Catholic bishops in the country, under the aegis of the Catholic Bishops Conference of Nigeria, visited President Goodluck Jonathan on Thursday with a clear message: all is not well with the country.
The bishops told the President that those they looked after as spiritual leaders were being abducted or displaced by members of the Boko Haram sect, therefore turning the congregation into refugees in their own land.
The group’s president, Bishop Ignatius Kaigama, told State House correspondents, after a closed-door meeting with Jonathan in Abuja, that that was their message to the President.
He said, “We feel that things are not right. Territorially, our land is being taken away; the people we look after are displaced, their homes, their villages and towns are captured and they are internally displaced, being refugees in their own land.
“We thought this is not right. We have families that are just stranded. We thought that the President should know.

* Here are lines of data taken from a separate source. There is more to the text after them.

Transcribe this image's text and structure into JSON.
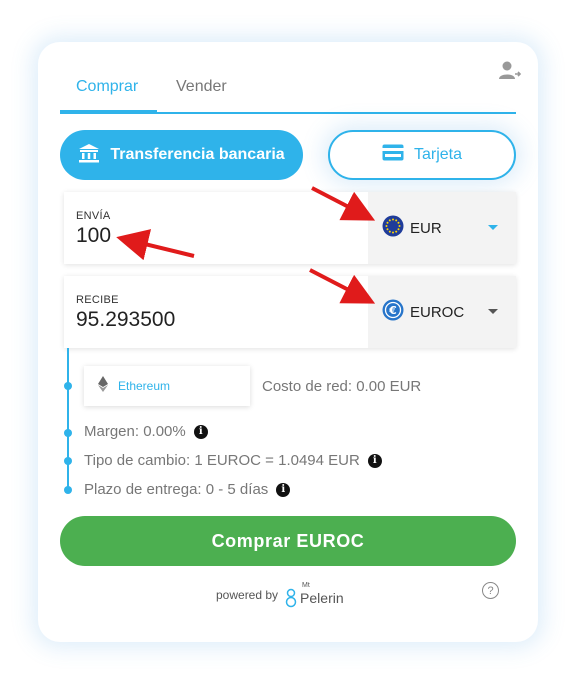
{
  "tabs": [
    {
      "label": "Comprar",
      "active": true
    },
    {
      "label": "Vender",
      "active": false
    }
  ],
  "payment_methods": {
    "bank_label": "Transferencia bancaria",
    "card_label": "Tarjeta"
  },
  "send": {
    "label": "ENVÍA",
    "value": "100",
    "currency": "EUR",
    "currency_icon": "eu-flag-icon"
  },
  "receive": {
    "label": "RECIBE",
    "value": "95.293500",
    "currency": "EUROC",
    "currency_icon": "euroc-coin-icon"
  },
  "network": {
    "name": "Ethereum",
    "cost": "Costo de red: 0.00 EUR"
  },
  "details": {
    "margin": "Margen: 0.00%",
    "exchange_rate": "Tipo de cambio: 1 EUROC = 1.0494 EUR",
    "delivery": "Plazo de entrega: 0 - 5 días"
  },
  "buy_button": "Comprar EUROC",
  "footer": {
    "powered_by": "powered by",
    "brand_prefix": "Mt",
    "brand_name": "Pelerin"
  },
  "colors": {
    "accent": "#2fb3ea",
    "buy": "#4caf50",
    "annotation_arrow": "#e01b1b"
  }
}
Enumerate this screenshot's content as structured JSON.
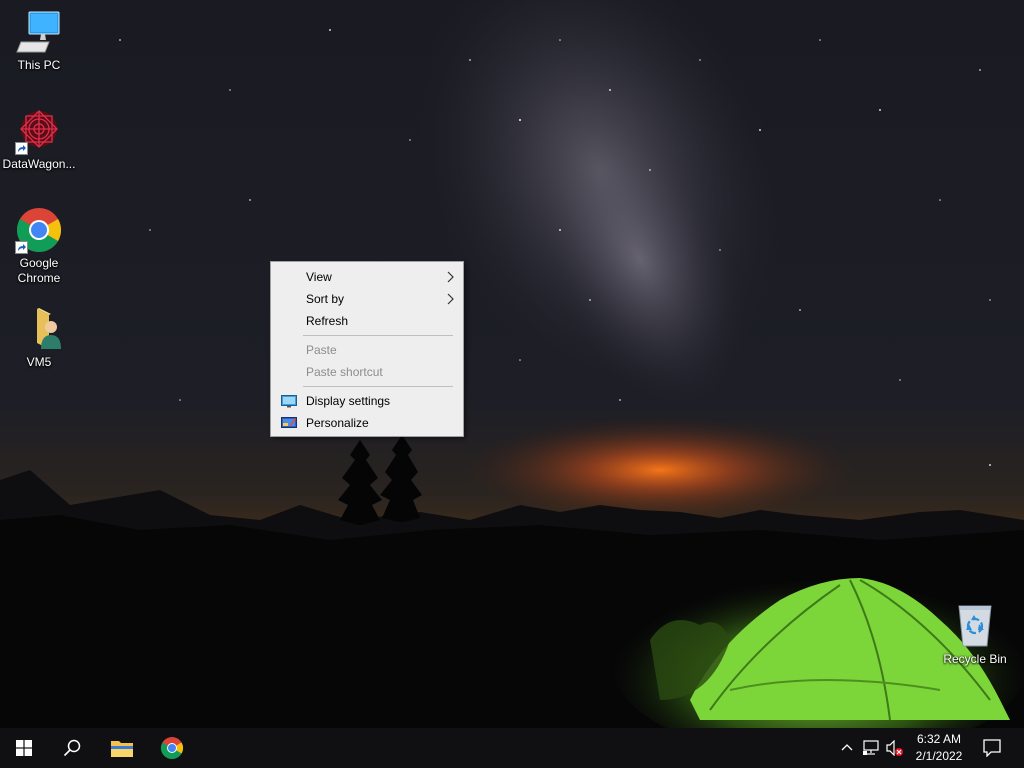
{
  "desktop": {
    "icons": [
      {
        "label": "This PC",
        "icon": "this-pc-icon"
      },
      {
        "label": "DataWagon...",
        "icon": "datawagon-icon"
      },
      {
        "label": "Google Chrome",
        "icon": "chrome-icon"
      },
      {
        "label": "VM5",
        "icon": "user-folder-icon"
      },
      {
        "label": "Recycle Bin",
        "icon": "recycle-bin-icon"
      }
    ]
  },
  "context_menu": {
    "items": [
      {
        "label": "View",
        "submenu": true,
        "enabled": true
      },
      {
        "label": "Sort by",
        "submenu": true,
        "enabled": true
      },
      {
        "label": "Refresh",
        "enabled": true
      },
      {
        "label": "Paste",
        "enabled": false
      },
      {
        "label": "Paste shortcut",
        "enabled": false
      },
      {
        "label": "Display settings",
        "enabled": true,
        "icon": "display-settings-icon"
      },
      {
        "label": "Personalize",
        "enabled": true,
        "icon": "personalize-icon"
      }
    ]
  },
  "taskbar": {
    "buttons": [
      "start-icon",
      "search-icon",
      "file-explorer-icon",
      "chrome-icon"
    ],
    "tray": [
      "show-hidden-icons-chevron",
      "network-icon",
      "volume-muted-icon"
    ],
    "clock": {
      "time": "6:32 AM",
      "date": "2/1/2022"
    },
    "notification_icon": "action-center-icon"
  },
  "colors": {
    "menu_bg": "#eeeeee",
    "menu_disabled_text": "#8d8d8d",
    "taskbar_bg": "#101012",
    "tent_green": "#7cd63a"
  }
}
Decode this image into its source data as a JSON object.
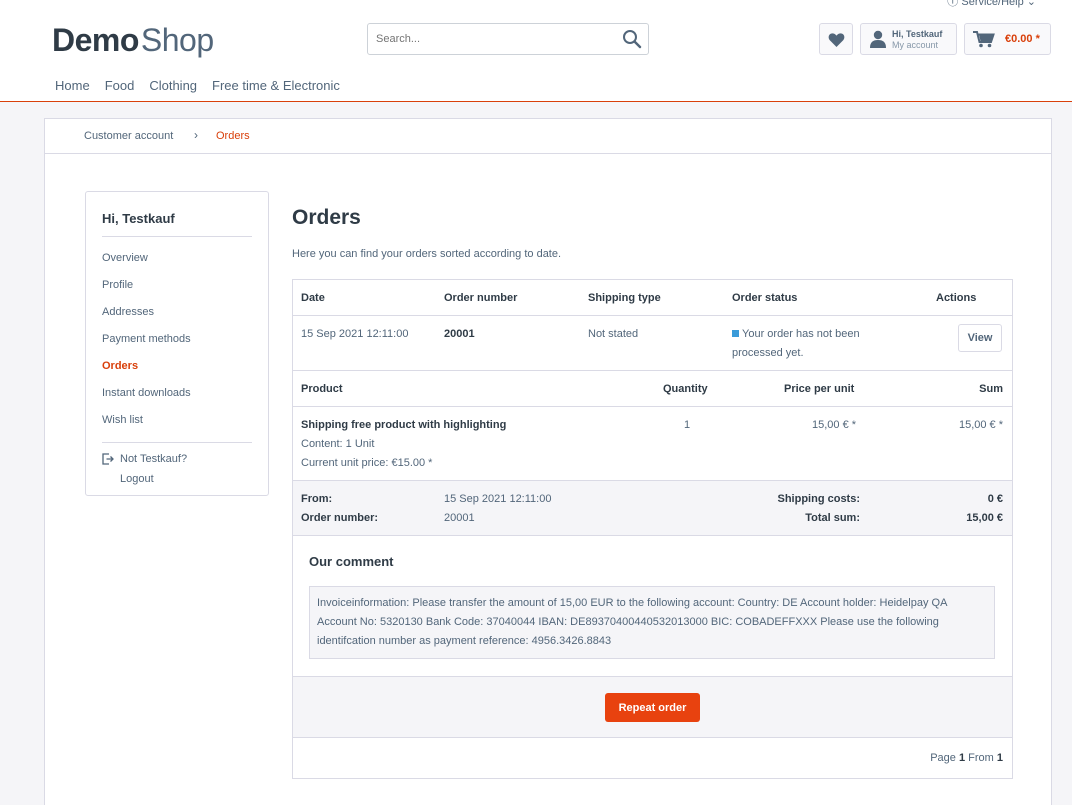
{
  "header": {
    "service_help": "Service/Help",
    "logo_demo": "Demo",
    "logo_shop": "Shop",
    "search_placeholder": "Search...",
    "account_greeting": "Hi, Testkauf",
    "account_sub": "My account",
    "cart_amount": "€0.00 *"
  },
  "nav": [
    "Home",
    "Food",
    "Clothing",
    "Free time & Electronic"
  ],
  "breadcrumb": [
    "Customer account",
    "Orders"
  ],
  "sidebar": {
    "greeting": "Hi, Testkauf",
    "items": [
      "Overview",
      "Profile",
      "Addresses",
      "Payment methods",
      "Orders",
      "Instant downloads",
      "Wish list"
    ],
    "not_user": "Not Testkauf?",
    "logout": "Logout"
  },
  "page": {
    "title": "Orders",
    "intro": "Here you can find your orders sorted according to date."
  },
  "orders_table": {
    "headers": [
      "Date",
      "Order number",
      "Shipping type",
      "Order status",
      "Actions"
    ],
    "rows": [
      {
        "date": "15 Sep 2021 12:11:00",
        "order_number": "20001",
        "shipping_type": "Not stated",
        "status_line1": "Your order has not been",
        "status_line2": "processed yet.",
        "action": "View"
      }
    ]
  },
  "details": {
    "headers": [
      "Product",
      "Quantity",
      "Price per unit",
      "Sum"
    ],
    "items": [
      {
        "name": "Shipping free product with highlighting",
        "content": "Content: 1 Unit",
        "unit_price": "Current unit price: €15.00 *",
        "quantity": "1",
        "price": "15,00 € *",
        "sum": "15,00 € *"
      }
    ],
    "summary": {
      "from_label": "From:",
      "from_value": "15 Sep 2021 12:11:00",
      "order_label": "Order number:",
      "order_value": "20001",
      "shipping_label": "Shipping costs:",
      "shipping_value": "0 €",
      "total_label": "Total sum:",
      "total_value": "15,00 €"
    },
    "comment_title": "Our comment",
    "comment_text": "Invoiceinformation: Please transfer the amount of 15,00 EUR to the following account: Country: DE Account holder: Heidelpay QA Account No: 5320130 Bank Code: 37040044 IBAN: DE89370400440532013000 BIC: COBADEFFXXX Please use the following identifcation number as payment reference: 4956.3426.8843",
    "repeat_button": "Repeat order"
  },
  "pagination": {
    "page_label": "Page",
    "current": "1",
    "from_label": "From",
    "total": "1"
  },
  "colors": {
    "accent": "#d9400b",
    "button": "#e8420f",
    "text": "#52667a",
    "heading": "#2f3b46",
    "border": "#dadae5",
    "status_dot": "#3a9bd9"
  }
}
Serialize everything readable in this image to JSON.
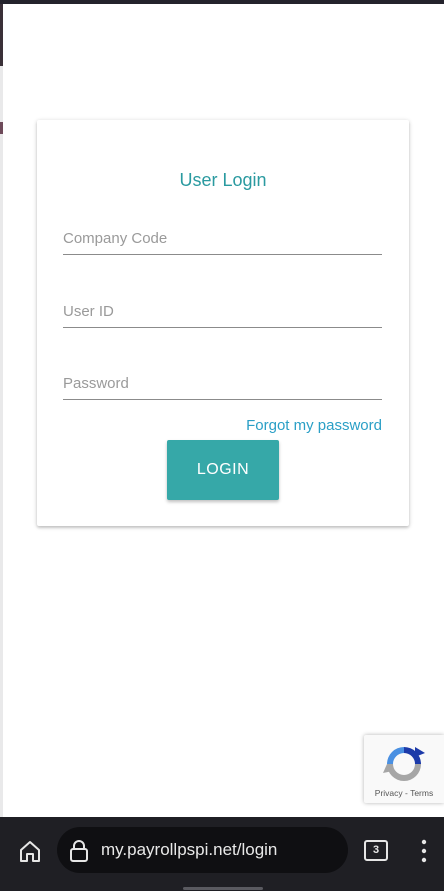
{
  "login": {
    "title": "User Login",
    "company_code_placeholder": "Company Code",
    "user_id_placeholder": "User ID",
    "password_placeholder": "Password",
    "forgot_label": "Forgot my password",
    "login_label": "LOGIN"
  },
  "recaptcha": {
    "links": "Privacy - Terms"
  },
  "browser": {
    "url": "my.payrollpspi.net/login",
    "tab_count": "3"
  },
  "colors": {
    "accent": "#36a8a8",
    "title": "#2a9aa0",
    "link": "#2a9fc6",
    "bar": "#1f1f24"
  }
}
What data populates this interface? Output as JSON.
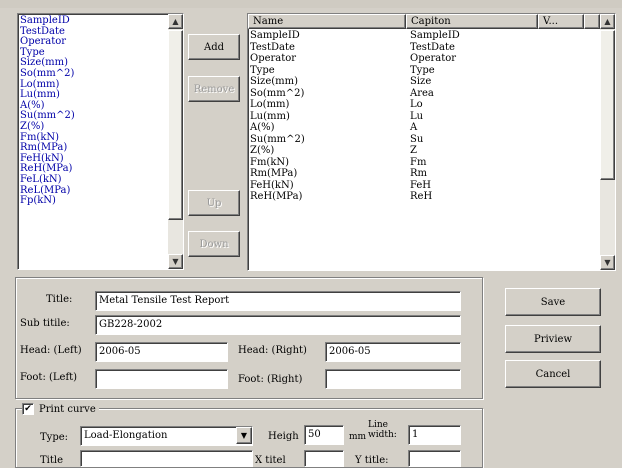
{
  "left_list": {
    "items": [
      "SampleID",
      "TestDate",
      "Operator",
      "Type",
      "Size(mm)",
      "So(mm^2)",
      "Lo(mm)",
      "Lu(mm)",
      "A(%)",
      "Su(mm^2)",
      "Z(%)",
      "Fm(kN)",
      "Rm(MPa)",
      "FeH(kN)",
      "ReH(MPa)",
      "FeL(kN)",
      "ReL(MPa)",
      "Fp(kN)"
    ]
  },
  "buttons": {
    "add": "Add",
    "remove": "Remove",
    "up": "Up",
    "down": "Down",
    "save": "Save",
    "preview": "Priview",
    "cancel": "Cancel"
  },
  "grid": {
    "headers": [
      "Name",
      "Capiton",
      "V..."
    ],
    "rows": [
      [
        "SampleID",
        "SampleID"
      ],
      [
        "TestDate",
        "TestDate"
      ],
      [
        "Operator",
        "Operator"
      ],
      [
        "Type",
        "Type"
      ],
      [
        "Size(mm)",
        "Size"
      ],
      [
        "So(mm^2)",
        "Area"
      ],
      [
        "Lo(mm)",
        "Lo"
      ],
      [
        "Lu(mm)",
        "Lu"
      ],
      [
        "A(%)",
        "A"
      ],
      [
        "Su(mm^2)",
        "Su"
      ],
      [
        "Z(%)",
        "Z"
      ],
      [
        "Fm(kN)",
        "Fm"
      ],
      [
        "Rm(MPa)",
        "Rm"
      ],
      [
        "FeH(kN)",
        "FeH"
      ],
      [
        "ReH(MPa)",
        "ReH"
      ]
    ]
  },
  "form": {
    "title_label": "Title:",
    "title_value": "Metal Tensile Test Report",
    "subtitle_label": "Sub titile:",
    "subtitle_value": "GB228-2002",
    "head_left_label": "Head: (Left)",
    "head_left_value": "2006-05",
    "head_right_label": "Head: (Right)",
    "head_right_value": "2006-05",
    "foot_left_label": "Foot: (Left)",
    "foot_left_value": "",
    "foot_right_label": "Foot: (Right)",
    "foot_right_value": ""
  },
  "curve": {
    "print_label": "Print curve",
    "print_checked": true,
    "type_label": "Type:",
    "type_value": "Load-Elongation",
    "height_label": "Heigh",
    "height_value": "50",
    "height_unit": "mm",
    "line_width_label": "Line\nwidth:",
    "line_width_value": "1",
    "title_label": "Title",
    "title_value": "",
    "x_title_label": "X titel",
    "x_title_value": "",
    "y_title_label": "Y title:",
    "y_title_value": ""
  }
}
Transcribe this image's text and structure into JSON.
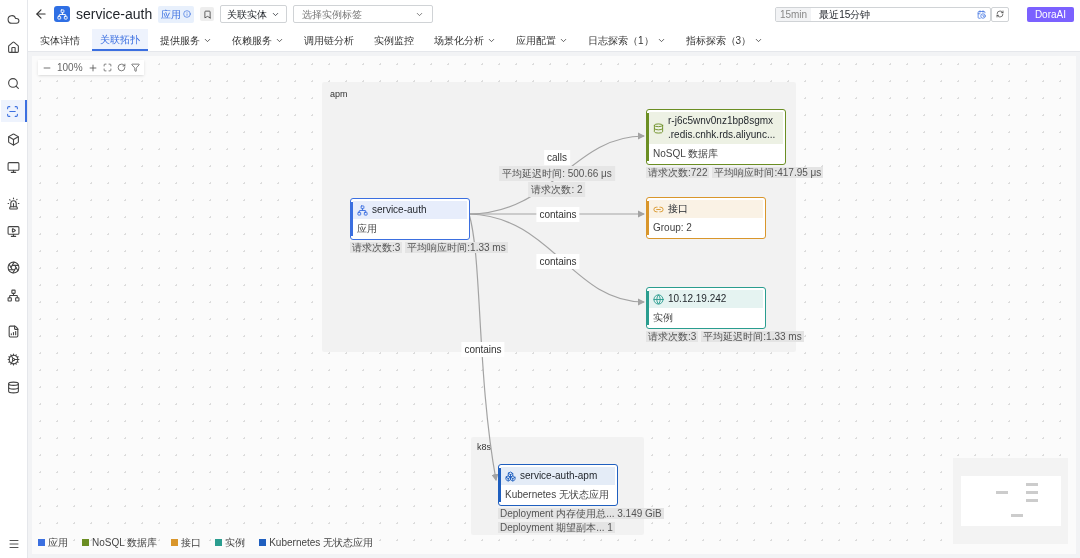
{
  "sidebar_items": [
    {
      "selected": false
    },
    {
      "selected": false
    },
    {
      "selected": false
    },
    {
      "selected": true
    },
    {
      "selected": false
    },
    {
      "selected": false
    },
    {
      "selected": false
    },
    {
      "selected": false
    },
    {
      "selected": false
    },
    {
      "selected": false
    },
    {
      "selected": false
    },
    {
      "selected": false
    },
    {
      "selected": false
    }
  ],
  "header": {
    "title": "service-auth",
    "badge": "应用",
    "entity_select": "关联实体",
    "tag_select_placeholder": "选择实例标签",
    "time_preset": "15min",
    "time_range": "最近15分钟",
    "ai_button": "DoraAI"
  },
  "tabs": [
    {
      "label": "实体详情",
      "selected": false,
      "has_menu": false
    },
    {
      "label": "关联拓扑",
      "selected": true,
      "has_menu": false
    },
    {
      "label": "提供服务",
      "selected": false,
      "has_menu": true
    },
    {
      "label": "依赖服务",
      "selected": false,
      "has_menu": true
    },
    {
      "label": "调用链分析",
      "selected": false,
      "has_menu": false
    },
    {
      "label": "实例监控",
      "selected": false,
      "has_menu": false
    },
    {
      "label": "场景化分析",
      "selected": false,
      "has_menu": true
    },
    {
      "label": "应用配置",
      "selected": false,
      "has_menu": true
    },
    {
      "label": "日志探索（1）",
      "selected": false,
      "has_menu": true
    },
    {
      "label": "指标探索（3）",
      "selected": false,
      "has_menu": true
    }
  ],
  "toolbar": {
    "zoom": "100%"
  },
  "groups": [
    {
      "label": "apm"
    },
    {
      "label": "k8s"
    }
  ],
  "nodes": [
    {
      "kind": "app",
      "title_lines": [
        "service-auth"
      ],
      "subtitle": "应用",
      "color": "#3b6fe0",
      "metrics": [
        "请求次数:3",
        "平均响应时间:1.33 ms"
      ]
    },
    {
      "kind": "nosql",
      "title_lines": [
        "r-j6c5wnv0nz1bp8sgmx",
        ".redis.cnhk.rds.aliyunc..."
      ],
      "subtitle": "NoSQL 数据库",
      "color": "#6b8e23",
      "metrics": [
        "请求次数:722",
        "平均响应时间:417.95 μs"
      ]
    },
    {
      "kind": "interface",
      "title_lines": [
        "接口"
      ],
      "subtitle": "Group: 2",
      "color": "#d9962b"
    },
    {
      "kind": "instance",
      "title_lines": [
        "10.12.19.242"
      ],
      "subtitle": "实例",
      "color": "#2a9d8f",
      "metrics": [
        "请求次数:3",
        "平均延迟时间:1.33 ms"
      ]
    },
    {
      "kind": "k8s",
      "title_lines": [
        "service-auth-apm"
      ],
      "subtitle": "Kubernetes 无状态应用",
      "color": "#1f5fbf",
      "metrics": [
        "Deployment 内存使用总... 3.149 GiB",
        "Deployment 期望副本... 1"
      ]
    }
  ],
  "edges": [
    {
      "labels": [
        "calls",
        "平均延迟时间: 500.66 μs",
        "请求次数: 2"
      ]
    },
    {
      "labels": [
        "contains"
      ]
    },
    {
      "labels": [
        "contains"
      ]
    },
    {
      "labels": [
        "contains"
      ]
    }
  ],
  "legend": [
    {
      "label": "应用",
      "color": "#3b6fe0"
    },
    {
      "label": "NoSQL 数据库",
      "color": "#6b8e23"
    },
    {
      "label": "接口",
      "color": "#d9962b"
    },
    {
      "label": "实例",
      "color": "#2a9d8f"
    },
    {
      "label": "Kubernetes 无状态应用",
      "color": "#1f5fbf"
    }
  ]
}
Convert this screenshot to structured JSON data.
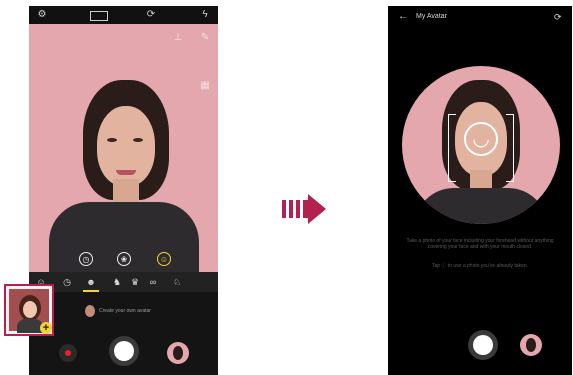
{
  "left_screen": {
    "status_icons": [
      "settings-icon",
      "ratio-icon",
      "switch-camera-icon",
      "flash-off-icon"
    ],
    "top_overlay_icons": [
      "level-icon",
      "edit-icon",
      "grid-icon"
    ],
    "mode_icons": [
      "timer-icon",
      "effects-icon",
      "smiley-icon"
    ],
    "sticker_icons": [
      "sticker-face-icon",
      "timer-icon",
      "avatar-icon",
      "cat-icon",
      "crown-icon",
      "glasses-icon",
      "dog-icon"
    ],
    "create_avatar_text": "Create your own avatar",
    "accent_color": "#f2d23a",
    "highlight_color": "#b2214f"
  },
  "right_screen": {
    "title": "My Avatar",
    "instruction_line1": "Take a photo of your face including your forehead without anything covering your face and with your mouth closed.",
    "instruction_line2": "Tap ⓘ to use a photo you've already taken."
  }
}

As Catholics, we have laid a good structure for relief and taking care of such situation, we want the government to collaborate with us.”
Kaigama added that the meeting with the President was based on the bishops’ concerns about the situation of security in the nation as well as political developments.
He said the meeting with the President was aimed at reminding him of what he was already aware of.
“We just wanted to remind him of things he already knows, there was nothing we said that was new, we just wanted to lay emphasis and we wanted him to know we are concerned.
“The President is already doing his bit; he has assured us that he is on top of the situation.
“They are reviewing strategies and all that and by the grace of God this terrorism that we are witnessing will soon be a thing of the past. This is the assurance we are coming away with,” he stressed.
Kaigama said they told Jonathan to involve them in the process of registering displaced people based on their knowledge.
He said, “So, we are telling government that we are aware of the wonderful effort they do, the relief they give through NEMA and other agencies, the effectiveness of the distribution is our concern.
“We are here with long years of experience, as a Catholic church we don’t discriminate, in fact 90 per cent of the people we give relief to are not Christians or even Catholics, so we should be brought on board.